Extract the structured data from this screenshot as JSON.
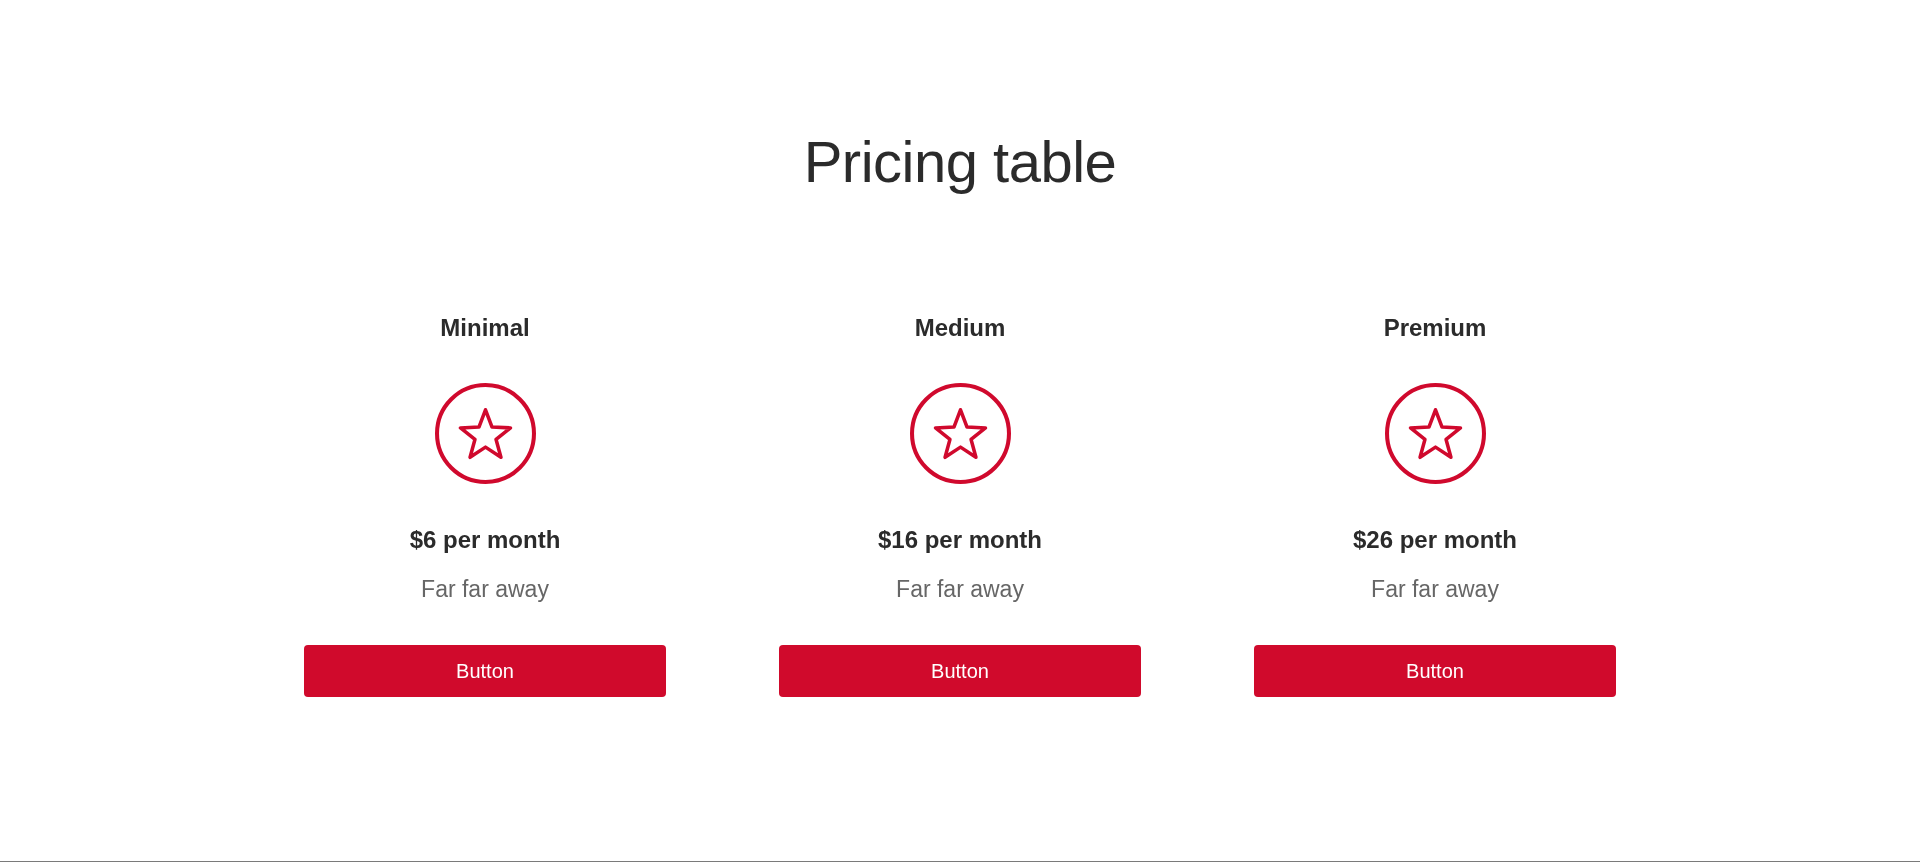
{
  "title": "Pricing table",
  "plans": [
    {
      "name": "Minimal",
      "price": "$6 per month",
      "description": "Far far away",
      "button": "Button"
    },
    {
      "name": "Medium",
      "price": "$16 per month",
      "description": "Far far away",
      "button": "Button"
    },
    {
      "name": "Premium",
      "price": "$26 per month",
      "description": "Far far away",
      "button": "Button"
    }
  ]
}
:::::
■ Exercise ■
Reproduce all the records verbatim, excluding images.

■ Exercise response ■
Extract the structured data from this screenshot as JSON.
{
  "title": "Pricing table",
  "plans": [
    {
      "name": "Minimal",
      "price": "$6 per month",
      "description": "Far far away",
      "button": "Button"
    },
    {
      "name": "Medium",
      "price": "$16 per month",
      "description": "Far far away",
      "button": "Button"
    },
    {
      "name": "Premium",
      "price": "$26 per month",
      "description": "Far far away",
      "button": "Button"
    }
  ]
}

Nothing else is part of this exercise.